**Assignment:**
Pull every line containing "Website" from the entries.

*** Given data Section Begins ***

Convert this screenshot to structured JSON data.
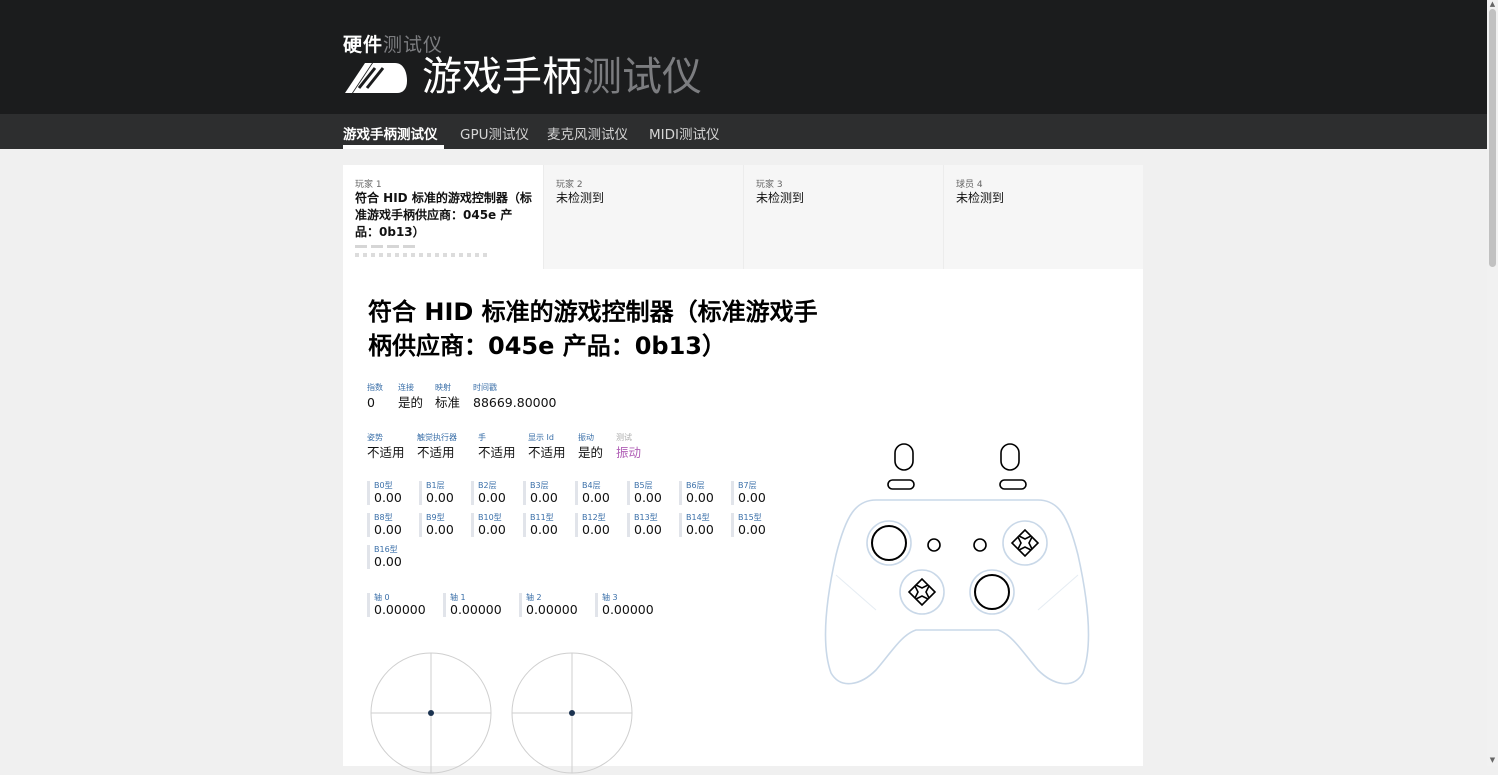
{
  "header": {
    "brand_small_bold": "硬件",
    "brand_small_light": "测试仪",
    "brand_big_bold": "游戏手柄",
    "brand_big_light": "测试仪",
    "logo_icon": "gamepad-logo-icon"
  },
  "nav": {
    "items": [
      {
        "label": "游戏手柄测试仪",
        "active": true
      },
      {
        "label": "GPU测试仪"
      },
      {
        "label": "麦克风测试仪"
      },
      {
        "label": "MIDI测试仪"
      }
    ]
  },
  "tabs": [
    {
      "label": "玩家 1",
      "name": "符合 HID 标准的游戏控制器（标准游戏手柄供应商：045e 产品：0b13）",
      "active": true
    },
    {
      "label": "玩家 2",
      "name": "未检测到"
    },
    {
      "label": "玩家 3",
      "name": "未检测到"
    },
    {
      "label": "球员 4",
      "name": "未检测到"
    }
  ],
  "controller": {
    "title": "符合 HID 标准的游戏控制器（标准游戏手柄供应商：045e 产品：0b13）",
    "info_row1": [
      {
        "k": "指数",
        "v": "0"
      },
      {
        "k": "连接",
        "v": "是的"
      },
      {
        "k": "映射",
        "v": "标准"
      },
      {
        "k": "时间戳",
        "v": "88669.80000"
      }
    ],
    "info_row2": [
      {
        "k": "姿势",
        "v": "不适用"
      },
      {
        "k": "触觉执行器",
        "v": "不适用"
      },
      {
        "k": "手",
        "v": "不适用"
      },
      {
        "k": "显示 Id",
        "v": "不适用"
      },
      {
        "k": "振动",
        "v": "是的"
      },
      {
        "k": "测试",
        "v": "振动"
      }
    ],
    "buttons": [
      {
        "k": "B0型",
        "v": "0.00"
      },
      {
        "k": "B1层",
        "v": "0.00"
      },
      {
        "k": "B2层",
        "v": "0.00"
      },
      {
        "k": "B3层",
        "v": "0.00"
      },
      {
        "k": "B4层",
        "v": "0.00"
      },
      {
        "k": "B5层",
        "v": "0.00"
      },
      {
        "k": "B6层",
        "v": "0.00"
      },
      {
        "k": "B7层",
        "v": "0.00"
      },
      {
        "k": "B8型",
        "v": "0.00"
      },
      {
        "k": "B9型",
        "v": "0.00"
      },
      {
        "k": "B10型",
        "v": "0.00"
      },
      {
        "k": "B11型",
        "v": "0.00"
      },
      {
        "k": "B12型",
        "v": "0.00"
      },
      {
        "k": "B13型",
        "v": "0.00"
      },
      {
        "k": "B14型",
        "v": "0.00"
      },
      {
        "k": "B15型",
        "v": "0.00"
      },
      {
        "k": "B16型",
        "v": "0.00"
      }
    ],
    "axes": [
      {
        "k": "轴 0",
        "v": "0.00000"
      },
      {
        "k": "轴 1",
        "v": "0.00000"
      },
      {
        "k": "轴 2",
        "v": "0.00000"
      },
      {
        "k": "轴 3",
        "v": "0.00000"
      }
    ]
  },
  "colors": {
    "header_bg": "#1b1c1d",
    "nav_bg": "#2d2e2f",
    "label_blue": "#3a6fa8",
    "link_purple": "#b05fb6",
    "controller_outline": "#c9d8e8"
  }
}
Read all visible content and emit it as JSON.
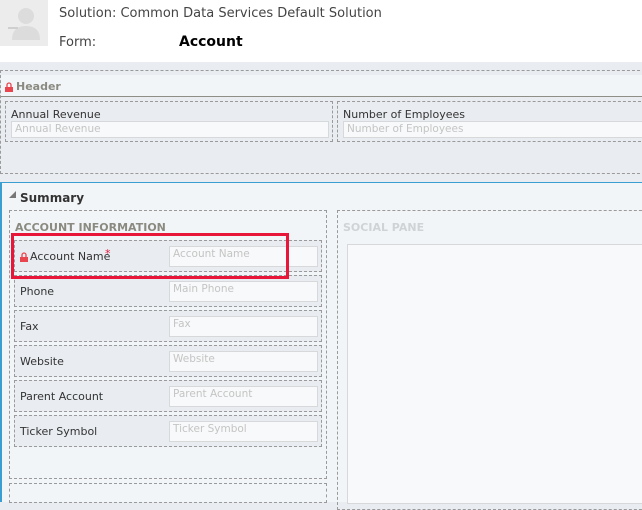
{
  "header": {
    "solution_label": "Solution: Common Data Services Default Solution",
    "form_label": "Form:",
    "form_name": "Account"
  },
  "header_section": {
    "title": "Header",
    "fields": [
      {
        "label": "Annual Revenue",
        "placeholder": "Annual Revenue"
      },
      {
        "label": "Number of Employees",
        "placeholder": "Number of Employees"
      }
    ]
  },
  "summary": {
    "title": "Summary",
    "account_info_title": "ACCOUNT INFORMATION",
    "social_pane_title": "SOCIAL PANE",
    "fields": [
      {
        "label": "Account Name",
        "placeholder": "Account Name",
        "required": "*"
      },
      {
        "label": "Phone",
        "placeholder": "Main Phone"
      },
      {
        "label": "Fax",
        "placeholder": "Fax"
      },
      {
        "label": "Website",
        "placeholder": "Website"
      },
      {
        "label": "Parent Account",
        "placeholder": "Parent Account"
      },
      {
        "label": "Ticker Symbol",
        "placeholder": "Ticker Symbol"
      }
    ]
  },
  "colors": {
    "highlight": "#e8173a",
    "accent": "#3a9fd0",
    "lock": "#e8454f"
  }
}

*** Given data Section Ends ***

**Completed task:**
        "label": "Website",
        "placeholder": "Website"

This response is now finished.